Digital transformation has revolutionised the way that business operations are managed. Organisations can now run more efficiently and cost effectively than ever before. However, as processes become increasingly interconnected, cyber attacks and data breaches become more likely and more dangerous. Consequently, organisational interdependency leads to both great advantages and costly risks.
Within the financial industry alone, digital risk losses totalled $23 billion in the first half of 2019 (CB Insights 2019). These losses were the result of five major risks:
- Third-party security and regulatory compliance risks. Often, data breaches originate from one of an organisation’s third parties or suppliers. Regulations such as GDPR are designed to ensure that an organisation and their third parties maintain a robust cyber security posture. Failure to do so not only puts an organisation at risk of a cyber attack, but also means they are liable for the relevant fine.

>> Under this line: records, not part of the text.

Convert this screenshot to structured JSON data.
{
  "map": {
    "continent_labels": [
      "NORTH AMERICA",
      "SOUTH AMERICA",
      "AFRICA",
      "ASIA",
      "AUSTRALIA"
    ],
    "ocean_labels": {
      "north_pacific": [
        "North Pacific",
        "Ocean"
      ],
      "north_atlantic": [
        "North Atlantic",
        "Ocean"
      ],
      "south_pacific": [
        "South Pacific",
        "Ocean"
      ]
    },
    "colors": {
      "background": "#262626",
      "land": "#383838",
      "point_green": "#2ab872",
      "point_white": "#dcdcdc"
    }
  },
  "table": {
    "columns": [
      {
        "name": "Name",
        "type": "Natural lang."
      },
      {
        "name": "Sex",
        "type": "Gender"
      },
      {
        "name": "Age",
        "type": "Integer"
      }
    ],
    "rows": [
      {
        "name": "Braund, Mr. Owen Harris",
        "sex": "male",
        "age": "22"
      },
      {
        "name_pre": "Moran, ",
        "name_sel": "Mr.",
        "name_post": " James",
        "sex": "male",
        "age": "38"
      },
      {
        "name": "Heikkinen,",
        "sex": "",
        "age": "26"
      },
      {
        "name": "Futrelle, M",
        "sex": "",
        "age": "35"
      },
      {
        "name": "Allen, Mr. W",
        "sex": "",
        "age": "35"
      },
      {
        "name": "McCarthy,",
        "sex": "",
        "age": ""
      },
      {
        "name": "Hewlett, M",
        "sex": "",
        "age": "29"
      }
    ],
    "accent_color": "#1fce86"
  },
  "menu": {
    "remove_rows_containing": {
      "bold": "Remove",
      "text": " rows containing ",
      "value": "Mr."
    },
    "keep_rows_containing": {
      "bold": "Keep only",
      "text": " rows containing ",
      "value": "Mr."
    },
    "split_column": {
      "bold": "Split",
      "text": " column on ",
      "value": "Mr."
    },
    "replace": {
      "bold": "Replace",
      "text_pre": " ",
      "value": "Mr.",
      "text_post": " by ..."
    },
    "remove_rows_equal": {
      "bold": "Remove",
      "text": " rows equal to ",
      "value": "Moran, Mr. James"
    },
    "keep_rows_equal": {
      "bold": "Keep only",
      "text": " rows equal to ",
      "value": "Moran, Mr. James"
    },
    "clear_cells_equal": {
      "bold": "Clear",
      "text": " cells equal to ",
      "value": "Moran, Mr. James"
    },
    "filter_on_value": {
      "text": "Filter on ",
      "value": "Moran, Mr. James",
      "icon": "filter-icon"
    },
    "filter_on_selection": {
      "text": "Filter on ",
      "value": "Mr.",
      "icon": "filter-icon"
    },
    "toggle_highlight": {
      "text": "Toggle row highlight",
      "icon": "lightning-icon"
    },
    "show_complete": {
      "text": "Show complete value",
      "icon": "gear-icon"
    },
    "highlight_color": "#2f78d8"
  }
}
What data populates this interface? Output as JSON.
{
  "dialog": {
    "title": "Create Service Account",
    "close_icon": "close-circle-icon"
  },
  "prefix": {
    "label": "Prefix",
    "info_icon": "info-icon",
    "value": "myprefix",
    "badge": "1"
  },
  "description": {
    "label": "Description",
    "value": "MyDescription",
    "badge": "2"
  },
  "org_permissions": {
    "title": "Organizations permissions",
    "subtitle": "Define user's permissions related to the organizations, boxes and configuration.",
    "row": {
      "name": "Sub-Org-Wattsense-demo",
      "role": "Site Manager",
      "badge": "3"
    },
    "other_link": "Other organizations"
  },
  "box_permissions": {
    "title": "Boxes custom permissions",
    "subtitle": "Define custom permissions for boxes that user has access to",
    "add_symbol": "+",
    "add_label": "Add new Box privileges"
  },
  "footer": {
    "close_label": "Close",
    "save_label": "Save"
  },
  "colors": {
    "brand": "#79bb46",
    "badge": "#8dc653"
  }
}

- Unauthorised access to digital channels. Organisations must ensure that their systems can only be accessed by authorised employees. Precautions such as regularly changing passwords or using multi-factor authentication are often not implemented.
- IoT security vulnerabilities. Lack of encryption, insecure interfaces and weak or outdated software security are just a few examples of critical security vulnerabilities found within IoT devices.
- Faulty data privacy controls in big data and analytics. Personal identifiable data must be collected and shared only as necessary, minimising the risk of hackers stealing sensitive information.
- Misalignment between digital risk management and strategic business outcomes. Risk management that is not aligned with the business strategy will not mitigate the business impacts, such as financial implications or reputational effects, of a cyber attack.
These issues are only escalating – as new technology is implemented and integrated into business operations, more vulnerabilities are likely to appear. Cyber security is currently an afterthought, often provided by an outside source.
As digital transformation progresses, organisations should begin implementing cyber security principals into their business processes, thinking about security while they are designing or updating their products and operations. This can go a long way to reducing major risks and maintaining a streamlined business.
However, risk management does not stop there. Instead, organisations should implement a continuous cycle of identifying various risks across their operations, followed by analysis and further management. By constantly reviewing potential threats and taking business-conscious steps to mitigate them, organisations can proactively reduce their risks.
Just as new innovations are developing daily, new threats are also proliferating. Keep your organisation secure and your business running smoothly by considering all of the consequences of digital transformation.